» **Description of the task**
Copy each line from the records below in which the word "JSON" is found.

◇ ◇ ◇ ◇ ◇ ◇ ◇

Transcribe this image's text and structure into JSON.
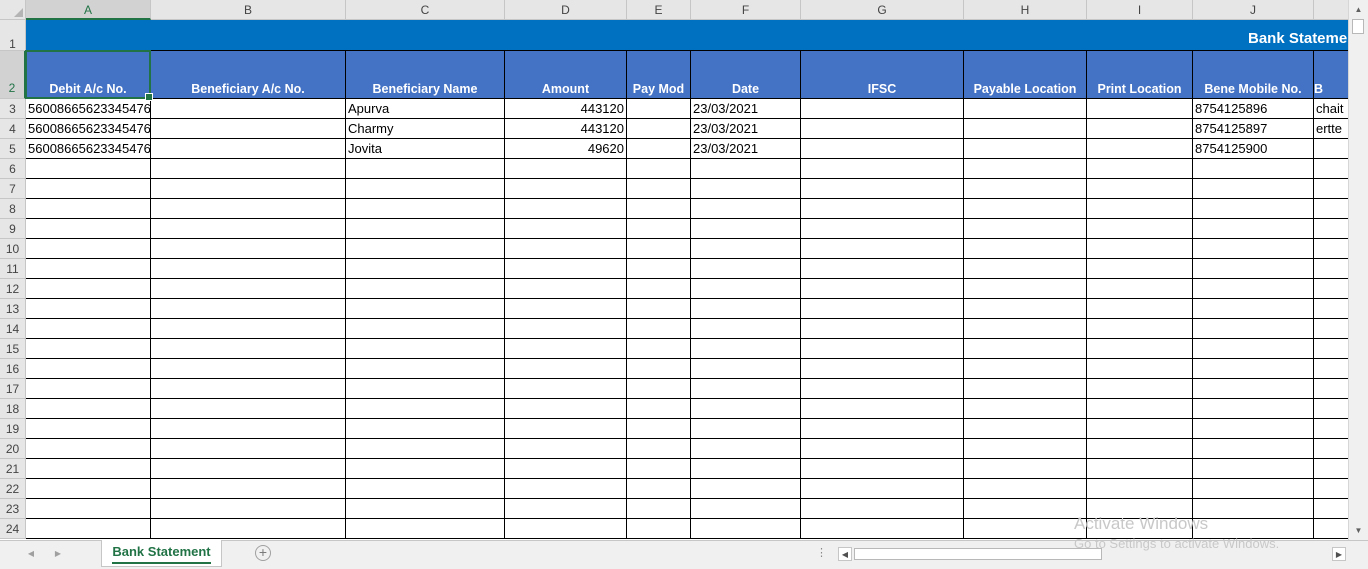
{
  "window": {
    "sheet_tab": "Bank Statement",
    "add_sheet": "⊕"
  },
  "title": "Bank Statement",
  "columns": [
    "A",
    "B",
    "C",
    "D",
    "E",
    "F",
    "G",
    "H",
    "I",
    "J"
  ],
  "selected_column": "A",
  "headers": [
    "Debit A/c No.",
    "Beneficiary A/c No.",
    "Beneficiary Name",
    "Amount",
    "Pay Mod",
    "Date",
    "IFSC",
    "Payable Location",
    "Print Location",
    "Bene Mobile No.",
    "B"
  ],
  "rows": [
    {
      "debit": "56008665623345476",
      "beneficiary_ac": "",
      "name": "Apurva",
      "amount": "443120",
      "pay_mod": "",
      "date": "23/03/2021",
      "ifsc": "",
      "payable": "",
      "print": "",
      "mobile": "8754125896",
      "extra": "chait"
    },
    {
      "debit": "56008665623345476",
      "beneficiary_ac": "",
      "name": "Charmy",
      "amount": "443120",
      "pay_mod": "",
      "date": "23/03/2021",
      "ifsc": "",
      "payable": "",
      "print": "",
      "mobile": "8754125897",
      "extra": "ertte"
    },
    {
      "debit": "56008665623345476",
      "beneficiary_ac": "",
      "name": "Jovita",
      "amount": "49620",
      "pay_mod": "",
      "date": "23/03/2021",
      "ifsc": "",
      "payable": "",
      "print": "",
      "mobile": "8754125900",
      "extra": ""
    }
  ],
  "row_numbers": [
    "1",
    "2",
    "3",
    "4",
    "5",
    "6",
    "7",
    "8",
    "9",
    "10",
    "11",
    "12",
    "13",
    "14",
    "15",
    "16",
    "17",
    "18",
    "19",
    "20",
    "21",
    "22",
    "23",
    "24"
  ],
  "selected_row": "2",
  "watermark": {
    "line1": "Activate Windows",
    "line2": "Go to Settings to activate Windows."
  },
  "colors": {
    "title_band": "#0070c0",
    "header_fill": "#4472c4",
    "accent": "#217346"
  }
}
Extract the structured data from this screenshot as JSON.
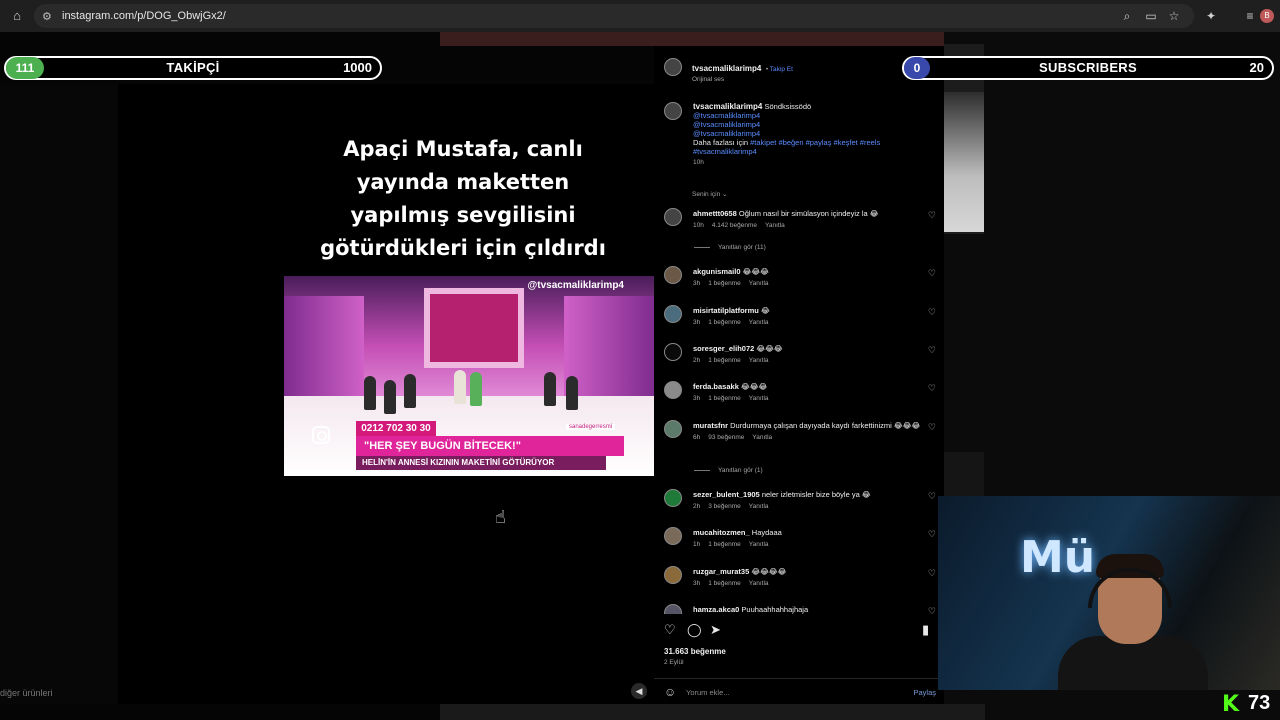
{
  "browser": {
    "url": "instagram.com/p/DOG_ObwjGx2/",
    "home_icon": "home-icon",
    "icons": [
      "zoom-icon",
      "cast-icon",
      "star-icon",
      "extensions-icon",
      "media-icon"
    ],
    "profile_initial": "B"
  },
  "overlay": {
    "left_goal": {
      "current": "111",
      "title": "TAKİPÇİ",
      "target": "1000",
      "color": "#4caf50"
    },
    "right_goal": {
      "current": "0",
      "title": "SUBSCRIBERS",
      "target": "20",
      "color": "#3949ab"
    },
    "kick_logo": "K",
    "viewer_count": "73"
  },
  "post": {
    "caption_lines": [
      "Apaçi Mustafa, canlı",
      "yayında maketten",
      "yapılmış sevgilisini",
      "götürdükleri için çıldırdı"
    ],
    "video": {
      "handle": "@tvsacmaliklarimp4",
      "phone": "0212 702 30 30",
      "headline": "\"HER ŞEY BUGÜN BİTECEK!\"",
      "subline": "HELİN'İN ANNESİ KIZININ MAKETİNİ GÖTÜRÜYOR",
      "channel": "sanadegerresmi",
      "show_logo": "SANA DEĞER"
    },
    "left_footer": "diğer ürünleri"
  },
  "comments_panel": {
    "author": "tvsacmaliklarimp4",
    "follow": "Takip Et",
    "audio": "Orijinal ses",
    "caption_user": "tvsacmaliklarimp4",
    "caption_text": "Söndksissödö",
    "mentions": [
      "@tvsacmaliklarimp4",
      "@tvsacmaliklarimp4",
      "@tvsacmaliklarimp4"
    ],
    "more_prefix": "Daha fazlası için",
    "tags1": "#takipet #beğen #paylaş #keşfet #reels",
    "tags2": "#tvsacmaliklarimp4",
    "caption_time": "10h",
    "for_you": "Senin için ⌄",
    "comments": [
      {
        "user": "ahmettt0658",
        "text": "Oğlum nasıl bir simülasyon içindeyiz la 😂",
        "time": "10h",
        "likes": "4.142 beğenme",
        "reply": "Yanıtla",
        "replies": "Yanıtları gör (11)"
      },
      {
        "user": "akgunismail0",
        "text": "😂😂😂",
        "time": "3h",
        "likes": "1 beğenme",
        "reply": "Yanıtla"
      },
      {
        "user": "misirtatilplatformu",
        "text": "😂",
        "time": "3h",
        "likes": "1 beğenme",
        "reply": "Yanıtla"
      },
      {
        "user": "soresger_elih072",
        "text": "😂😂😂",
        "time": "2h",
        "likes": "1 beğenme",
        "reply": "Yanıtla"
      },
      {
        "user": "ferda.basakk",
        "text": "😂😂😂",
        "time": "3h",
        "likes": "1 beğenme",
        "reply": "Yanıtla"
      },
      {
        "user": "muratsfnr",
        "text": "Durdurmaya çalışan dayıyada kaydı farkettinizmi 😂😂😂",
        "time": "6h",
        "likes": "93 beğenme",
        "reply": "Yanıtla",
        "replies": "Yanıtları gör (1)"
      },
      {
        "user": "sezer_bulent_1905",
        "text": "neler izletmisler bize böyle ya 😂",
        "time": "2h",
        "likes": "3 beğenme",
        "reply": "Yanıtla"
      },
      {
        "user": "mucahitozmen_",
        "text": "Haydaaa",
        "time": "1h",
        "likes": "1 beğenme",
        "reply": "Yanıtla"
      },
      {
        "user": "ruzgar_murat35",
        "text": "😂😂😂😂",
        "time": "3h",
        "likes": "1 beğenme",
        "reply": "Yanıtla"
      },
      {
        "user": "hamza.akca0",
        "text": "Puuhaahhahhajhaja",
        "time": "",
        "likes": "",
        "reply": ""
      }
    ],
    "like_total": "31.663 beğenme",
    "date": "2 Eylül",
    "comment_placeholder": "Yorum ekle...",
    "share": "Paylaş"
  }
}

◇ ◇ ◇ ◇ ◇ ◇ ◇

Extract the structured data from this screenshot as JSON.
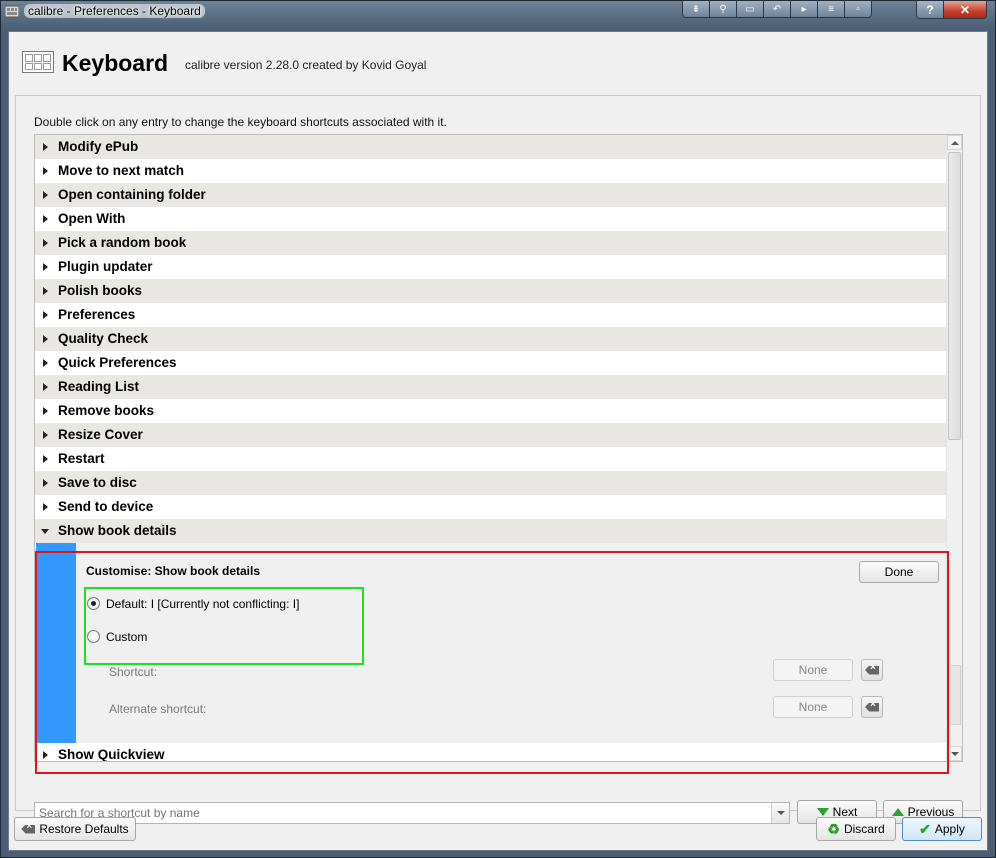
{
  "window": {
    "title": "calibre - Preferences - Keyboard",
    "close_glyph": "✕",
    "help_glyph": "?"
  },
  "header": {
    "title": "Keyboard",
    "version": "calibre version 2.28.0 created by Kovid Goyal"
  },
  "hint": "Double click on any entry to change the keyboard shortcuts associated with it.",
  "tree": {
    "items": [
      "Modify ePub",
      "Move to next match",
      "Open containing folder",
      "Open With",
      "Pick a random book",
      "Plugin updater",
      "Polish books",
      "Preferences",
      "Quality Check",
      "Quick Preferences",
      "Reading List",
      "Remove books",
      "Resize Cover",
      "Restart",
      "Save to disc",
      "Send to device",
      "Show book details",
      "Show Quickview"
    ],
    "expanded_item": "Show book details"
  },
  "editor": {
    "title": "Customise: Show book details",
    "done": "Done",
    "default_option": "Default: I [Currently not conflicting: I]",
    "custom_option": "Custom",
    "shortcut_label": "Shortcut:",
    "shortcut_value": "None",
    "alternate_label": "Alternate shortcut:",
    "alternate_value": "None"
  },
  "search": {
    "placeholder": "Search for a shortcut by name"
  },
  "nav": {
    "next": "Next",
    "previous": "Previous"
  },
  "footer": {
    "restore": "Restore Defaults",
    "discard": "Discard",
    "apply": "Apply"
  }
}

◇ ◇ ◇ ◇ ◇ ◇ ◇

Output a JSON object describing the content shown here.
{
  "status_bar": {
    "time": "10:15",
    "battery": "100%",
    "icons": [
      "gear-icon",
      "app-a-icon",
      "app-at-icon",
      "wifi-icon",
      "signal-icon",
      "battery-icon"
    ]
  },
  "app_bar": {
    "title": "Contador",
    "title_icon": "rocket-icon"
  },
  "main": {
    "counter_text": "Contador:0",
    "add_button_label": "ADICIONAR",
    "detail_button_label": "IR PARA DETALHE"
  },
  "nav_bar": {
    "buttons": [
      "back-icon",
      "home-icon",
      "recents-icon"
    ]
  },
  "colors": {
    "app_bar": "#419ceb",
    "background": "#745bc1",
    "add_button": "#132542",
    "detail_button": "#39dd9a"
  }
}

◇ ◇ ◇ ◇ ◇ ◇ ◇

» **Written answer**
Transcribe this image's text and structure into JSON.
Extract the structured data from this screenshot as JSON.
Extract the structured data from this screenshot as JSON.
Output a JSON object describing the content shown here.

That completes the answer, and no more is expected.